**ASSIGNMENT**
The records are to be reproduced verbatim.

**RECORDS FOR THIS TASK**
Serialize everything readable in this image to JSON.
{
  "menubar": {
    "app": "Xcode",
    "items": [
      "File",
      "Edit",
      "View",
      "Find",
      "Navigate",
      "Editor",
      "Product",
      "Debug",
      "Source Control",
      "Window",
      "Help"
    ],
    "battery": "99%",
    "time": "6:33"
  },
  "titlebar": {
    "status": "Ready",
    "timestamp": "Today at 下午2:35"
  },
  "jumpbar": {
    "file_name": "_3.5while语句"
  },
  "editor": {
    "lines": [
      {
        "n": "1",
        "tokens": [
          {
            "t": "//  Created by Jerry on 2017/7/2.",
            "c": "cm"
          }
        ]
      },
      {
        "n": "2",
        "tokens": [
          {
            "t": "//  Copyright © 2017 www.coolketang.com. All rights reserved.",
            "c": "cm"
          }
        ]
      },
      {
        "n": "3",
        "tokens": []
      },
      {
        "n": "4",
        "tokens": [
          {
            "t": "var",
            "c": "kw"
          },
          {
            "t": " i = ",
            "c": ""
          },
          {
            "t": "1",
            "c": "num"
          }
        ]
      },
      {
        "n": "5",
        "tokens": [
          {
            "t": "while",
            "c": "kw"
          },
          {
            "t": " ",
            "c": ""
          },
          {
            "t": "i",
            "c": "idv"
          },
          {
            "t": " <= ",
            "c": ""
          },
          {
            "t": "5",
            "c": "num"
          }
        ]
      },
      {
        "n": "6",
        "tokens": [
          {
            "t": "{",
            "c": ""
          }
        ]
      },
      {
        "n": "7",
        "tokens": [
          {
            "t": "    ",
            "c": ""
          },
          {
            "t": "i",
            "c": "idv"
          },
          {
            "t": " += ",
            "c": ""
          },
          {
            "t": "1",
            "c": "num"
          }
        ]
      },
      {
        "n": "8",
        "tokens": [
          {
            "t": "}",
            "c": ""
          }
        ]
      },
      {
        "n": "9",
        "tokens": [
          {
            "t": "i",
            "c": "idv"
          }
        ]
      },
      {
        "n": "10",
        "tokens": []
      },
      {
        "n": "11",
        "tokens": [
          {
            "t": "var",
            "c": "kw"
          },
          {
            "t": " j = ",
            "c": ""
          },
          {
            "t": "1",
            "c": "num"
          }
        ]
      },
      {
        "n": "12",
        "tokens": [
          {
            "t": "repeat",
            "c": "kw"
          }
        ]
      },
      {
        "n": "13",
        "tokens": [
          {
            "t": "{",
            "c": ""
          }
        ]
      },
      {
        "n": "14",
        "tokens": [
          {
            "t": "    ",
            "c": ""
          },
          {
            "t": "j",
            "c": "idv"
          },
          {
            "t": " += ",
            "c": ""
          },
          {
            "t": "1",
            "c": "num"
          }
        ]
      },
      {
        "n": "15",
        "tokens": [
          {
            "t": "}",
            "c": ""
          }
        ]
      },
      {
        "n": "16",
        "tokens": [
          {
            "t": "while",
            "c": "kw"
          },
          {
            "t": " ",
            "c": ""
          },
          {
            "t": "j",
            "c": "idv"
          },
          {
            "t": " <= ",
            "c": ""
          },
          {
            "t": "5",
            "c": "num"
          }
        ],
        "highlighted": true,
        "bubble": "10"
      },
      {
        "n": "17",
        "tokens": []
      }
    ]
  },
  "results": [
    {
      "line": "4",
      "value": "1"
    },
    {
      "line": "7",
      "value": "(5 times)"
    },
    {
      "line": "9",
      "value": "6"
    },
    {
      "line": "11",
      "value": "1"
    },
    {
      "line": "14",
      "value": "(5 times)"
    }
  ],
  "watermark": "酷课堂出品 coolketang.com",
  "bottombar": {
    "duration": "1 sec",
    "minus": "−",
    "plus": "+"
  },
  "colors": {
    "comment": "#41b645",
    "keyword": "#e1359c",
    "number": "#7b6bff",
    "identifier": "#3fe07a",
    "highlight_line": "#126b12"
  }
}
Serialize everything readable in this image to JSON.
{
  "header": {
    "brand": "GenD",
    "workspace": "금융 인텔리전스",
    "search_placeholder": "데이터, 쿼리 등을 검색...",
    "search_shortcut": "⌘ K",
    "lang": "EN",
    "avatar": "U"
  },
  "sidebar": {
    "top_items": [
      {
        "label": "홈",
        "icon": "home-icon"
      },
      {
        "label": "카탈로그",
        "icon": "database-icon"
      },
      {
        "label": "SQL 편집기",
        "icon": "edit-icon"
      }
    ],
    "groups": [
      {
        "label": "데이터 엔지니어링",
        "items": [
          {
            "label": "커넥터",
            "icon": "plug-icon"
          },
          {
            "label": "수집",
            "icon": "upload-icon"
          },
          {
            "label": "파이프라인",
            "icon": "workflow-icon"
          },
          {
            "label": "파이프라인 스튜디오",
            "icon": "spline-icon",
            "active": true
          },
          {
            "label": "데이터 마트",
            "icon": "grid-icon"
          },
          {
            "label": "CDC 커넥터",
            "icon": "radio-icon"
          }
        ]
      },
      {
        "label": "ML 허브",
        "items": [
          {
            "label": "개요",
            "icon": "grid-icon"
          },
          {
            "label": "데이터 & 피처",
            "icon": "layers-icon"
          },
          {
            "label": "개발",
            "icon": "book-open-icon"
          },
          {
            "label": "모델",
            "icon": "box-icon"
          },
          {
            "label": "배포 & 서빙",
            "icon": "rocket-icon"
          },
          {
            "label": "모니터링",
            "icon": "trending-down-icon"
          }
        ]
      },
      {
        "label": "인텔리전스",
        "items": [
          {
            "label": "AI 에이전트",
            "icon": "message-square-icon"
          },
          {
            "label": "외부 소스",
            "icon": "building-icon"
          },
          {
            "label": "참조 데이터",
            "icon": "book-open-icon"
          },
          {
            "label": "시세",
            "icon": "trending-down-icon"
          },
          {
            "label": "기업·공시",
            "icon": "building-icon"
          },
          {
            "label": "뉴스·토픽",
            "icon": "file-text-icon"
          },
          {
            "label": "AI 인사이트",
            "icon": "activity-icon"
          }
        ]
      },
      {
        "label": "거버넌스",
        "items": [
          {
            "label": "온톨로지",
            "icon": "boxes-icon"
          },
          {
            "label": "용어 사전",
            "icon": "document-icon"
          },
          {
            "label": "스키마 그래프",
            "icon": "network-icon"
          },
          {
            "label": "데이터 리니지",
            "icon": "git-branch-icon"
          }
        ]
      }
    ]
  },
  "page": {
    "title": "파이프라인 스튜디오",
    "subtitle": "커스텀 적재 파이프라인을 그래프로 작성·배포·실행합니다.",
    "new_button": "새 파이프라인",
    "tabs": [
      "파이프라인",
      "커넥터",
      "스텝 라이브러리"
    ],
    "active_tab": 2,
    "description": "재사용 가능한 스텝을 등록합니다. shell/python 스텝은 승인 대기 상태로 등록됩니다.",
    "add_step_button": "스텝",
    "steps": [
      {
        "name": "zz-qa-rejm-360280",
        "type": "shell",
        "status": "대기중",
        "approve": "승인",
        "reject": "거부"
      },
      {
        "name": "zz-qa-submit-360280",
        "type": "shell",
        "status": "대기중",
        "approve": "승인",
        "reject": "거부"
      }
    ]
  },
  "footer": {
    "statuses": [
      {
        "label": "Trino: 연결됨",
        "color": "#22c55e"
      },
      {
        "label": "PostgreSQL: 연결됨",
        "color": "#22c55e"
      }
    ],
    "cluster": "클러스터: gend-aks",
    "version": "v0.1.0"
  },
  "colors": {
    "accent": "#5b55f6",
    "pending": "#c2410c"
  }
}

**EXERCISE RESPONSE**
Serialize everything readable in this image to JSON.
{
  "menubar": {
    "app": "Xcode",
    "items": [
      "File",
      "Edit",
      "View",
      "Find",
      "Navigate",
      "Editor",
      "Product",
      "Debug",
      "Source Control",
      "Window",
      "Help"
    ],
    "battery": "99%",
    "time": "6:33"
  },
  "titlebar": {
    "status": "Ready",
    "timestamp": "Today at 下午2:35"
  },
  "jumpbar": {
    "file_name": "_3.5while语句"
  },
  "editor": {
    "lines": [
      {
        "n": "1",
        "tokens": [
          {
            "t": "//  Created by Jerry on 2017/7/2.",
            "c": "cm"
          }
        ]
      },
      {
        "n": "2",
        "tokens": [
          {
            "t": "//  Copyright © 2017 www.coolketang.com. All rights reserved.",
            "c": "cm"
          }
        ]
      },
      {
        "n": "3",
        "tokens": []
      },
      {
        "n": "4",
        "tokens": [
          {
            "t": "var",
            "c": "kw"
          },
          {
            "t": " i = ",
            "c": ""
          },
          {
            "t": "1",
            "c": "num"
          }
        ]
      },
      {
        "n": "5",
        "tokens": [
          {
            "t": "while",
            "c": "kw"
          },
          {
            "t": " ",
            "c": ""
          },
          {
            "t": "i",
            "c": "idv"
          },
          {
            "t": " <= ",
            "c": ""
          },
          {
            "t": "5",
            "c": "num"
          }
        ]
      },
      {
        "n": "6",
        "tokens": [
          {
            "t": "{",
            "c": ""
          }
        ]
      },
      {
        "n": "7",
        "tokens": [
          {
            "t": "    ",
            "c": ""
          },
          {
            "t": "i",
            "c": "idv"
          },
          {
            "t": " += ",
            "c": ""
          },
          {
            "t": "1",
            "c": "num"
          }
        ]
      },
      {
        "n": "8",
        "tokens": [
          {
            "t": "}",
            "c": ""
          }
        ]
      },
      {
        "n": "9",
        "tokens": [
          {
            "t": "i",
            "c": "idv"
          }
        ]
      },
      {
        "n": "10",
        "tokens": []
      },
      {
        "n": "11",
        "tokens": [
          {
            "t": "var",
            "c": "kw"
          },
          {
            "t": " j = ",
            "c": ""
          },
          {
            "t": "1",
            "c": "num"
          }
        ]
      },
      {
        "n": "12",
        "tokens": [
          {
            "t": "repeat",
            "c": "kw"
          }
        ]
      },
      {
        "n": "13",
        "tokens": [
          {
            "t": "{",
            "c": ""
          }
        ]
      },
      {
        "n": "14",
        "tokens": [
          {
            "t": "    ",
            "c": ""
          },
          {
            "t": "j",
            "c": "idv"
          },
          {
            "t": " += ",
            "c": ""
          },
          {
            "t": "1",
            "c": "num"
          }
        ]
      },
      {
        "n": "15",
        "tokens": [
          {
            "t": "}",
            "c": ""
          }
        ]
      },
      {
        "n": "16",
        "tokens": [
          {
            "t": "while",
            "c": "kw"
          },
          {
            "t": " ",
            "c": ""
          },
          {
            "t": "j",
            "c": "idv"
          },
          {
            "t": " <= ",
            "c": ""
          },
          {
            "t": "5",
            "c": "num"
          }
        ],
        "highlighted": true,
        "bubble": "10"
      },
      {
        "n": "17",
        "tokens": []
      }
    ]
  },
  "results": [
    {
      "line": "4",
      "value": "1"
    },
    {
      "line": "7",
      "value": "(5 times)"
    },
    {
      "line": "9",
      "value": "6"
    },
    {
      "line": "11",
      "value": "1"
    },
    {
      "line": "14",
      "value": "(5 times)"
    }
  ],
  "watermark": "酷课堂出品 coolketang.com",
  "bottombar": {
    "duration": "1 sec",
    "minus": "−",
    "plus": "+"
  },
  "colors": {
    "comment": "#41b645",
    "keyword": "#e1359c",
    "number": "#7b6bff",
    "identifier": "#3fe07a",
    "highlight_line": "#126b12"
  }
}
Serialize everything readable in this image to JSON.
{
  "header": {
    "brand": "GenD",
    "workspace": "금융 인텔리전스",
    "search_placeholder": "데이터, 쿼리 등을 검색...",
    "search_shortcut": "⌘ K",
    "lang": "EN",
    "avatar": "U"
  },
  "sidebar": {
    "top_items": [
      {
        "label": "홈",
        "icon": "home-icon"
      },
      {
        "label": "카탈로그",
        "icon": "database-icon"
      },
      {
        "label": "SQL 편집기",
        "icon": "edit-icon"
      }
    ],
    "groups": [
      {
        "label": "데이터 엔지니어링",
        "items": [
          {
            "label": "커넥터",
            "icon": "plug-icon"
          },
          {
            "label": "수집",
            "icon": "upload-icon"
          },
          {
            "label": "파이프라인",
            "icon": "workflow-icon"
          },
          {
            "label": "파이프라인 스튜디오",
            "icon": "spline-icon",
            "active": true
          },
          {
            "label": "데이터 마트",
            "icon": "grid-icon"
          },
          {
            "label": "CDC 커넥터",
            "icon": "radio-icon"
          }
        ]
      },
      {
        "label": "ML 허브",
        "items": [
          {
            "label": "개요",
            "icon": "grid-icon"
          },
          {
            "label": "데이터 & 피처",
            "icon": "layers-icon"
          },
          {
            "label": "개발",
            "icon": "book-open-icon"
          },
          {
            "label": "모델",
            "icon": "box-icon"
          },
          {
            "label": "배포 & 서빙",
            "icon": "rocket-icon"
          },
          {
            "label": "모니터링",
            "icon": "trending-down-icon"
          }
        ]
      },
      {
        "label": "인텔리전스",
        "items": [
          {
            "label": "AI 에이전트",
            "icon": "message-square-icon"
          },
          {
            "label": "외부 소스",
            "icon": "building-icon"
          },
          {
            "label": "참조 데이터",
            "icon": "book-open-icon"
          },
          {
            "label": "시세",
            "icon": "trending-down-icon"
          },
          {
            "label": "기업·공시",
            "icon": "building-icon"
          },
          {
            "label": "뉴스·토픽",
            "icon": "file-text-icon"
          },
          {
            "label": "AI 인사이트",
            "icon": "activity-icon"
          }
        ]
      },
      {
        "label": "거버넌스",
        "items": [
          {
            "label": "온톨로지",
            "icon": "boxes-icon"
          },
          {
            "label": "용어 사전",
            "icon": "document-icon"
          },
          {
            "label": "스키마 그래프",
            "icon": "network-icon"
          },
          {
            "label": "데이터 리니지",
            "icon": "git-branch-icon"
          }
        ]
      }
    ]
  },
  "page": {
    "title": "파이프라인 스튜디오",
    "subtitle": "커스텀 적재 파이프라인을 그래프로 작성·배포·실행합니다.",
    "new_button": "새 파이프라인",
    "tabs": [
      "파이프라인",
      "커넥터",
      "스텝 라이브러리"
    ],
    "active_tab": 2,
    "description": "재사용 가능한 스텝을 등록합니다. shell/python 스텝은 승인 대기 상태로 등록됩니다.",
    "add_step_button": "스텝",
    "steps": [
      {
        "name": "zz-qa-rejm-360280",
        "type": "shell",
        "status": "대기중",
        "approve": "승인",
        "reject": "거부"
      },
      {
        "name": "zz-qa-submit-360280",
        "type": "shell",
        "status": "대기중",
        "approve": "승인",
        "reject": "거부"
      }
    ]
  },
  "footer": {
    "statuses": [
      {
        "label": "Trino: 연결됨",
        "color": "#22c55e"
      },
      {
        "label": "PostgreSQL: 연결됨",
        "color": "#22c55e"
      }
    ],
    "cluster": "클러스터: gend-aks",
    "version": "v0.1.0"
  },
  "colors": {
    "accent": "#5b55f6",
    "pending": "#c2410c"
  }
}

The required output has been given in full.